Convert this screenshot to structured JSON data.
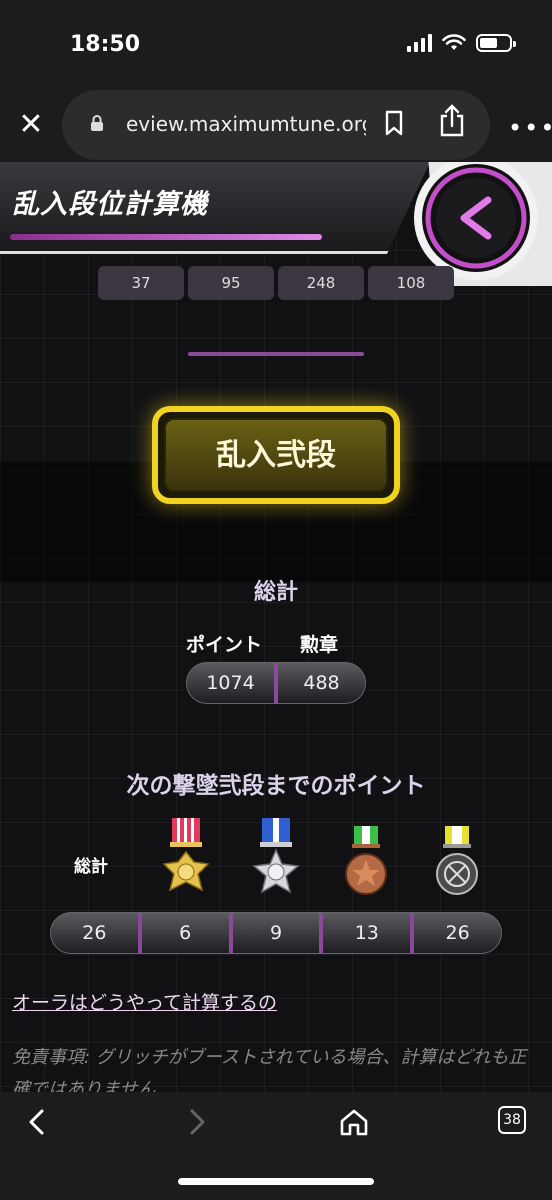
{
  "status": {
    "time": "18:50"
  },
  "browser": {
    "url": "eview.maximumtune.org",
    "tab_count": "38"
  },
  "header": {
    "title": "乱入段位計算機"
  },
  "tabs": [
    "37",
    "95",
    "248",
    "108"
  ],
  "rank": {
    "label": "乱入弐段"
  },
  "totals": {
    "title": "総計",
    "points_label": "ポイント",
    "medals_label": "勲章",
    "points": "1074",
    "medals": "488"
  },
  "next": {
    "title": "次の撃墜弐段までのポイント",
    "total_label": "総計",
    "values": [
      "26",
      "6",
      "9",
      "13",
      "26"
    ]
  },
  "links": {
    "aura": "オーラはどうやって計算するの"
  },
  "disclaimer": "免責事項: グリッチがブーストされている場合、計算はどれも正確ではありません",
  "colors": {
    "accent_purple": "#8a4a9a",
    "rank_gold": "#f1d321"
  }
}
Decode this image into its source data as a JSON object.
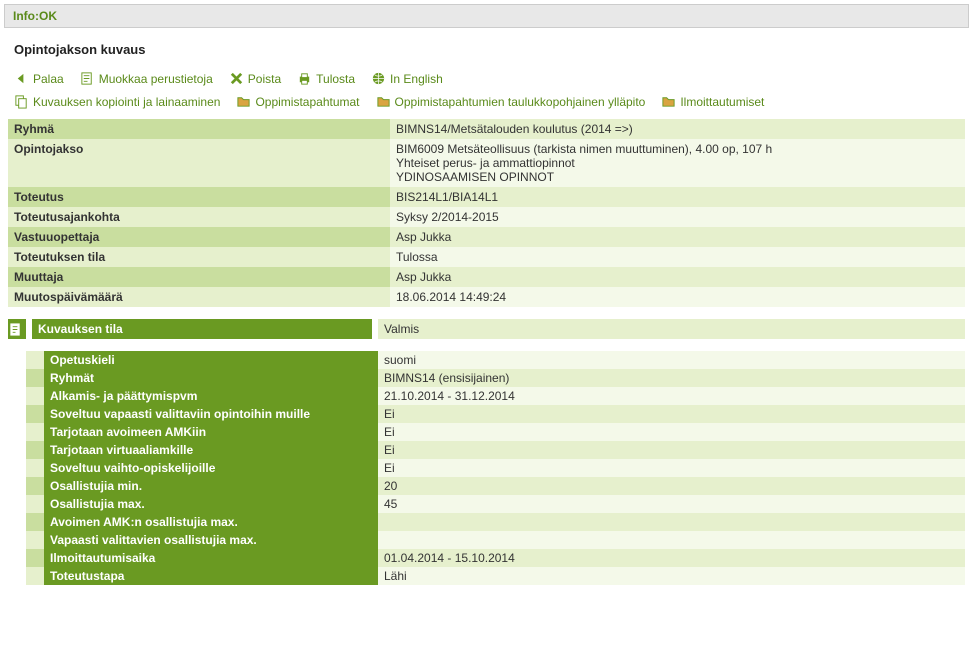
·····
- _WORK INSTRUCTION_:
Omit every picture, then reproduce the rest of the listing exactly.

- _COMPLETED TASK_:
Convert this screenshot to structured JSON data.
{
  "status": {
    "time": "18:50"
  },
  "browser": {
    "url": "eview.maximumtune.org",
    "tab_count": "38"
  },
  "header": {
    "title": "乱入段位計算機"
  },
  "tabs": [
    "37",
    "95",
    "248",
    "108"
  ],
  "rank": {
    "label": "乱入弐段"
  },
  "totals": {
    "title": "総計",
    "points_label": "ポイント",
    "medals_label": "勲章",
    "points": "1074",
    "medals": "488"
  },
  "next": {
    "title": "次の撃墜弐段までのポイント",
    "total_label": "総計",
    "values": [
      "26",
      "6",
      "9",
      "13",
      "26"
    ]
  },
  "links": {
    "aura": "オーラはどうやって計算するの"
  },
  "disclaimer": "免責事項: グリッチがブーストされている場合、計算はどれも正確ではありません",
  "colors": {
    "accent_purple": "#8a4a9a",
    "rank_gold": "#f1d321"
  }
}
Decode this image into its source data as a JSON object.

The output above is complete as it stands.